There are two general ways to co-own property in Canada—as joint tenants or as tenants in common. To help you determine which is most appropriate for your situation, this post defines each type of co-ownership, explains the differences between them, and looks at the pros and cons of joint tenancy and common tenancy.

What is joint tenancy?

Joint tenancy is a form of combined property ownership that gives each owner undivided (100%) ownership of the property. Typically, this comes with a right of survivorship, which means that when one owner dies, their ownership interest is absorbed by the surviving joint owner(s).

The property owned under joint tenancy is not a part of a deceased person’s estate because it belongs completely to the surviving joint owners.

What is common tenancy?

Common tenancy is a form of combined property ownership that attributes a specific percentage of ownership to each owner. Ownership shares

do not have to be equal. The only division requirement is that the total ownership percentages add up to 100%.

An owner’s share in a common tenancy arrangement is a part of the owner’s estate and is passed on to the owner’s beneficiaries in the event of the owner’s death.

Joint tenants vs. common tenants: pros and cons

The key differences between joint tenancy and common tenancy are

  • The percentage of ownership each owner has, and
  • How the shares are handled in the event of an owner’s death.

Which type of co-ownership is best for you? Let’s look closer at the pros and cons of both joint tenancy and common tenancy.

Pros of Joint Tenancy

In many ways, joint tenancy simplifies co-ownership. Because each owner owns 100% of the property, every transaction requires the consent of all the owners. And when an owner dies, their share is automatically absorbed by the other owners.

Cons of Joint Tenancy

The benefit of 100% ownership comes with 100% responsibility for debts, property taxes, mortgage payments, and any other financial obligations. For some owners, this degree of liability is too risky.

Because joint tenancy requires the consent of all owners for every transaction, it can slow the process of each transaction, and sometimes leads to relational conflict.

Because the shares in a joint tenancy are absorbed by the surviving owners when one joint owner dies, joint tenancy can be a disadvantage for an owner’s beneficiaries.

Pros of Common Tenancy

Common tenancy is more affordable for some owners because ownership is divided, so costs are shared respective to ownership percentages. This includes closing costs, legal fees, mortgage payments, and maintenance costs.

Because ownership is divided between owners, control of the property is divided, as well. An owner with a majority share may have the final say on decisions regarding the property, for example.

Each owner has the freedom to sell, borrow against, or deal with their share of the property without the consent of the other owners. Each owner’s share is a part of their estate and is passed on to their beneficiaries when the owner dies.

Cons of Common Tenancy

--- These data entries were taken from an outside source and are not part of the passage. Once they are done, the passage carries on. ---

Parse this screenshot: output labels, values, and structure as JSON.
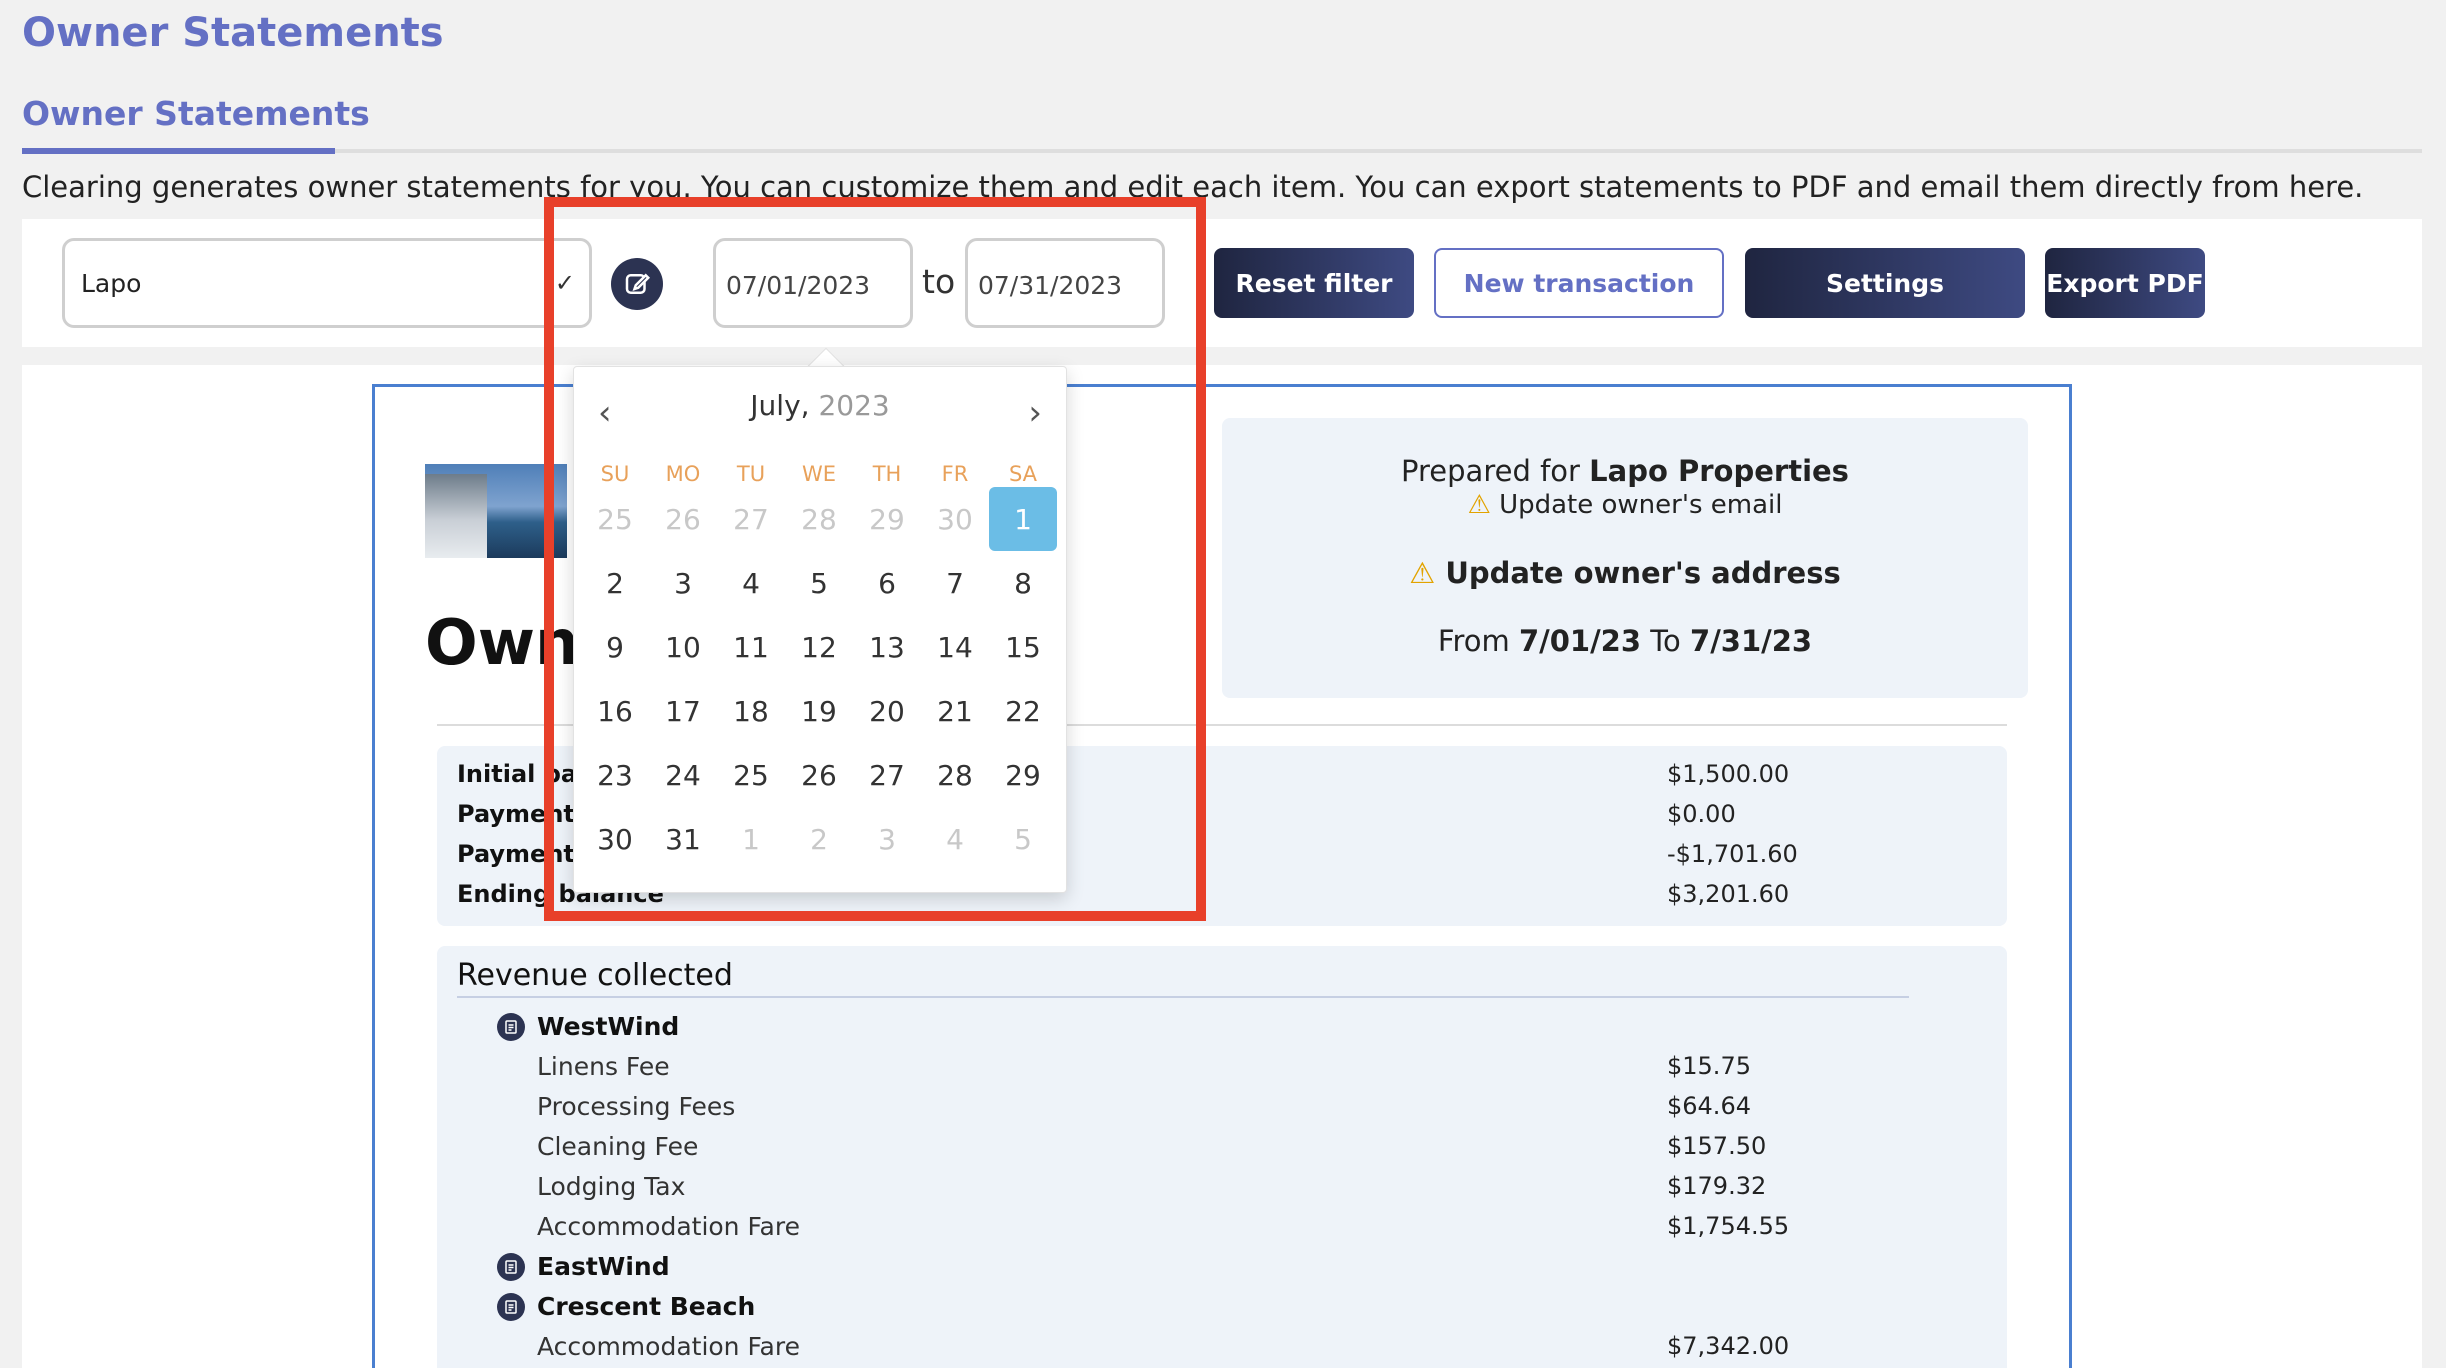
{
  "page": {
    "title": "Owner Statements"
  },
  "tabs": {
    "active": "Owner Statements"
  },
  "description": "Clearing generates owner statements for you. You can customize them and edit each item. You can export statements to PDF and email them directly from here.",
  "filters": {
    "owner": "Lapo",
    "date_from": "07/01/2023",
    "to_label": "to",
    "date_to": "07/31/2023",
    "reset": "Reset filter",
    "new_transaction": "New transaction",
    "settings": "Settings",
    "export": "Export PDF"
  },
  "calendar": {
    "month": "July,",
    "year": "2023",
    "weekdays": [
      "SU",
      "MO",
      "TU",
      "WE",
      "TH",
      "FR",
      "SA"
    ],
    "weeks": [
      [
        {
          "d": "25",
          "m": true
        },
        {
          "d": "26",
          "m": true
        },
        {
          "d": "27",
          "m": true
        },
        {
          "d": "28",
          "m": true
        },
        {
          "d": "29",
          "m": true
        },
        {
          "d": "30",
          "m": true
        },
        {
          "d": "1",
          "sel": true
        }
      ],
      [
        {
          "d": "2"
        },
        {
          "d": "3"
        },
        {
          "d": "4"
        },
        {
          "d": "5"
        },
        {
          "d": "6"
        },
        {
          "d": "7"
        },
        {
          "d": "8"
        }
      ],
      [
        {
          "d": "9"
        },
        {
          "d": "10"
        },
        {
          "d": "11"
        },
        {
          "d": "12"
        },
        {
          "d": "13"
        },
        {
          "d": "14"
        },
        {
          "d": "15"
        }
      ],
      [
        {
          "d": "16"
        },
        {
          "d": "17"
        },
        {
          "d": "18"
        },
        {
          "d": "19"
        },
        {
          "d": "20"
        },
        {
          "d": "21"
        },
        {
          "d": "22"
        }
      ],
      [
        {
          "d": "23"
        },
        {
          "d": "24"
        },
        {
          "d": "25"
        },
        {
          "d": "26"
        },
        {
          "d": "27"
        },
        {
          "d": "28"
        },
        {
          "d": "29"
        }
      ],
      [
        {
          "d": "30"
        },
        {
          "d": "31"
        },
        {
          "d": "1",
          "m": true
        },
        {
          "d": "2",
          "m": true
        },
        {
          "d": "3",
          "m": true
        },
        {
          "d": "4",
          "m": true
        },
        {
          "d": "5",
          "m": true
        }
      ]
    ]
  },
  "statement": {
    "title_partial": "Own",
    "prepared_prefix": "Prepared for ",
    "owner_name": "Lapo Properties",
    "email_warning": "Update owner's email",
    "address_warning": "Update owner's address",
    "from_label": "From ",
    "from_date": "7/01/23",
    "to_label": " To ",
    "to_date": "7/31/23",
    "summary": [
      {
        "label": "Initial bal",
        "amount": "$1,500.00"
      },
      {
        "label": "Payments",
        "amount": "$0.00"
      },
      {
        "label": "Payments",
        "amount": "-$1,701.60"
      },
      {
        "label": "Ending balance",
        "amount": "$3,201.60"
      }
    ],
    "revenue_title": "Revenue collected",
    "properties": [
      {
        "name": "WestWind",
        "items": [
          {
            "name": "Linens Fee",
            "amount": "$15.75"
          },
          {
            "name": "Processing Fees",
            "amount": "$64.64"
          },
          {
            "name": "Cleaning Fee",
            "amount": "$157.50"
          },
          {
            "name": "Lodging Tax",
            "amount": "$179.32"
          },
          {
            "name": "Accommodation Fare",
            "amount": "$1,754.55"
          }
        ]
      },
      {
        "name": "EastWind",
        "items": []
      },
      {
        "name": "Crescent Beach",
        "items": [
          {
            "name": "Accommodation Fare",
            "amount": "$7,342.00"
          }
        ]
      }
    ]
  }
}
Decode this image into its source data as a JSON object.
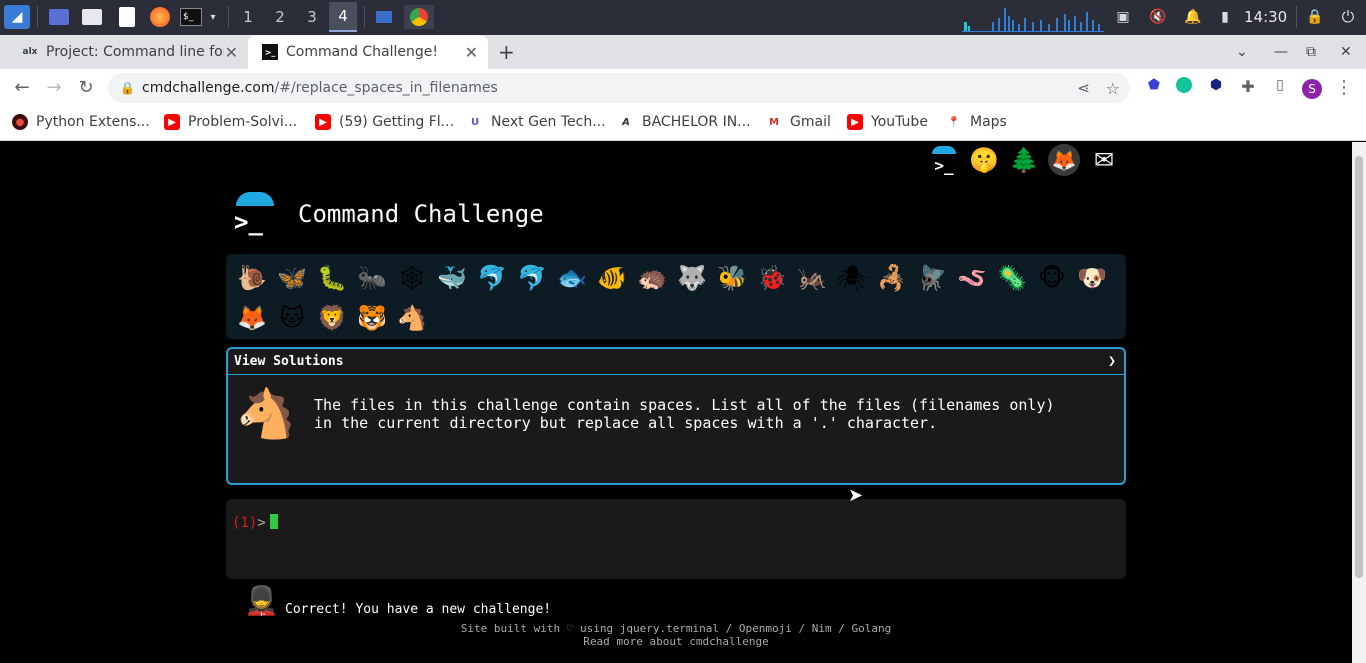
{
  "taskbar": {
    "workspaces": [
      "1",
      "2",
      "3",
      "4"
    ],
    "active_workspace": "4",
    "clock": "14:30"
  },
  "tabs": [
    {
      "favicon": "alx",
      "title": "Project: Command line for",
      "active": false
    },
    {
      "favicon": ">_",
      "title": "Command Challenge!",
      "active": true
    }
  ],
  "addressbar": {
    "domain": "cmdchallenge.com",
    "path": "/#/replace_spaces_in_filenames",
    "profile_initial": "S"
  },
  "bookmarks": [
    {
      "label": "Python Extens...",
      "icon": "python-icon",
      "color": "#c0392b"
    },
    {
      "label": "Problem-Solvi...",
      "icon": "youtube-icon",
      "color": "#ff0000"
    },
    {
      "label": "(59) Getting Fl...",
      "icon": "youtube-icon",
      "color": "#ff0000"
    },
    {
      "label": "Next Gen Tech...",
      "icon": "udacity-icon",
      "color": "#5f52c4"
    },
    {
      "label": "BACHELOR IN...",
      "icon": "ai-icon",
      "color": "#333333"
    },
    {
      "label": "Gmail",
      "icon": "gmail-icon",
      "color": "#d93025"
    },
    {
      "label": "YouTube",
      "icon": "youtube-icon",
      "color": "#ff0000"
    },
    {
      "label": "Maps",
      "icon": "maps-icon",
      "color": "#34a853"
    }
  ],
  "page": {
    "brand_title": "Command Challenge",
    "logo_prompt": ">_",
    "top_icons": [
      "terminal-icon",
      "shushing-face-icon",
      "tree-icon",
      "gitlab-icon",
      "mail-icon"
    ],
    "animals": [
      "🐌",
      "🦋",
      "🐛",
      "🐜",
      "🕸",
      "🐳",
      "🐬",
      "🐬",
      "🐟",
      "🐠",
      "🦔",
      "🐺",
      "🐝",
      "🐞",
      "🦗",
      "🕷",
      "🦂",
      "🪰",
      "🪱",
      "🦠",
      "🐵",
      "🐶",
      "🦊",
      "🐱",
      "🦁",
      "🐯",
      "🐴"
    ],
    "view_solutions": "View Solutions",
    "chevron": "❯",
    "challenge_text": "The files in this challenge contain spaces. List all of the files (filenames only)\nin the current directory but replace all spaces with a '.' character.",
    "prompt_number": "(1)",
    "prompt_symbol": ">",
    "success_message": "Correct! You have a new challenge!",
    "footer_line1": "Site built with ♡ using jquery.terminal / Openmoji / Nim / Golang",
    "footer_line2": "Read more about cmdchallenge"
  },
  "colors": {
    "accent": "#2a9fd6",
    "prompt_number": "#d81b1b",
    "cursor": "#2ecc40",
    "page_bg": "#000000"
  }
}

The potential for conflict is the biggest disadvantage of common tenancy. Co-owners may have differing ideas for managing the property, and when they can’t reach an agreement, it may lead to a buy-out scenario or court intervention.

When a tenant in common dies, probate is inevitable and the deceased owner’s beneficiaries may have to pay legal fees and go through a sometimes lengthy legal process before receiving their inheritance.

What type of property co-ownership is right for you?

Joint tenancy is most commonly used by married couples for ownership of the family home, but it can also work well for parents and children.

Common tenancy is commonly used for business partners, common-law spouses, couples in second marriages, or for family vacation homes intended to pass from one generation to the next.

In this post, we’ve given a very basic overview of joint tenancy vs. common tenancy. There are nuances and complexities involved in each type of property co-ownership, and it’s important not to assume one is best for you simply because it’s common for situations like yours.

For example, if you had children in your first marriage, and you want to co-own property in your second marriage, you must consider your wishes in the event of your death. If you die, do you want your share of ownership in the property to go to your spouse or to your children? Your answer to this question will affect which type of co-ownership you need.

Consulting a lawyer before entering a property co-ownership agreement is highly recommended to ensure your interests are protected. The lawyers at Getz Collins and Associates are ready to assist you in deciding whether joint tenancy or common tenancy is right for you. Contact us today.